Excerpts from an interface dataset
= Beginning of Section =
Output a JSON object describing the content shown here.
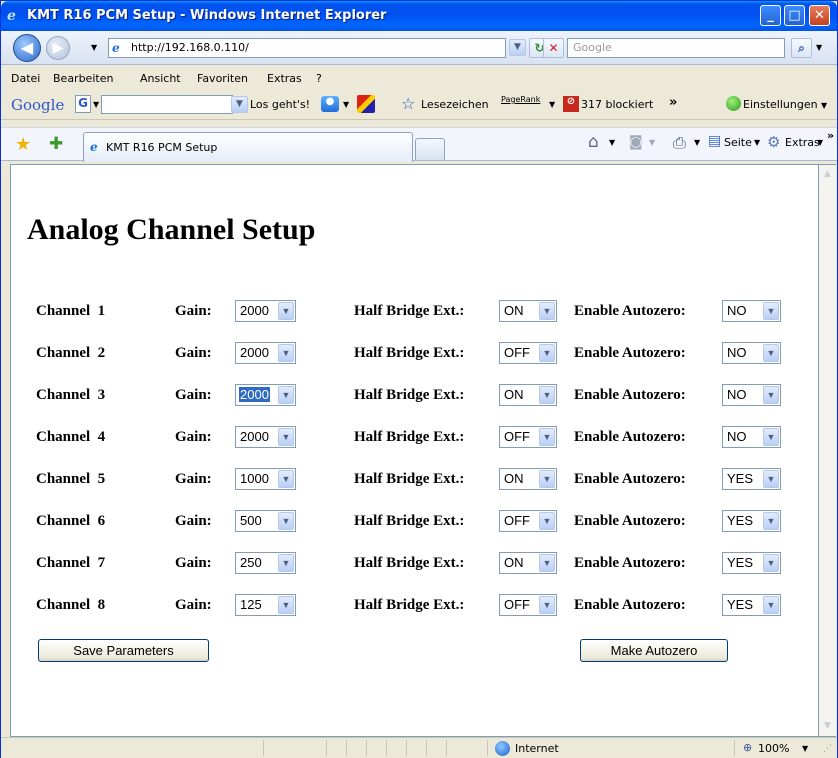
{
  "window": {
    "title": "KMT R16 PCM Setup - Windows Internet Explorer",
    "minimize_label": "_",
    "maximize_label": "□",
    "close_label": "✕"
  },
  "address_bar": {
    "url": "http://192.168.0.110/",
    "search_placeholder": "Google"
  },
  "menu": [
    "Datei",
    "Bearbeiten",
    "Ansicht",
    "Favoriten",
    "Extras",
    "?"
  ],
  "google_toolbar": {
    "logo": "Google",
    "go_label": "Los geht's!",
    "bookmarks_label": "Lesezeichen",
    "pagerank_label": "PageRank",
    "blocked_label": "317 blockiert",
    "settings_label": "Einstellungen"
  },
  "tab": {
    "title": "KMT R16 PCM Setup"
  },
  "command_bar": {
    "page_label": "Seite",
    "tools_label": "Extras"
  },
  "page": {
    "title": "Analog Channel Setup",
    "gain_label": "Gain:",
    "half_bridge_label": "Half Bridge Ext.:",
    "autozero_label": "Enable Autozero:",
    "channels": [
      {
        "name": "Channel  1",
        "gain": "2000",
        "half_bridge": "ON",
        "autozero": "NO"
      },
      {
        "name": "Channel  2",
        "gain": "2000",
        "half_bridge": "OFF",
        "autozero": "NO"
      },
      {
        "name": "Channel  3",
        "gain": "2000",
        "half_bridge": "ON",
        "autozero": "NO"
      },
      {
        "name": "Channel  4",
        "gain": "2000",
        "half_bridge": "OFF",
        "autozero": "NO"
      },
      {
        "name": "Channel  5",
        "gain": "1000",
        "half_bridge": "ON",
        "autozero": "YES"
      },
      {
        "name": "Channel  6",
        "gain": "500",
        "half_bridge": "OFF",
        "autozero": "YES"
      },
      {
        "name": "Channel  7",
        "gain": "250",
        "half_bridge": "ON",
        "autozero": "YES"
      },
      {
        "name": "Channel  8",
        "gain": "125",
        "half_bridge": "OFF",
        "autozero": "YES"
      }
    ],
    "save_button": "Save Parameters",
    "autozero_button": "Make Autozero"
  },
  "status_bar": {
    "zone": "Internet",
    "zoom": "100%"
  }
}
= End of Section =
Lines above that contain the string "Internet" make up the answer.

    "title": "KMT R16 PCM Setup - Windows Internet Explorer",
    "zone": "Internet",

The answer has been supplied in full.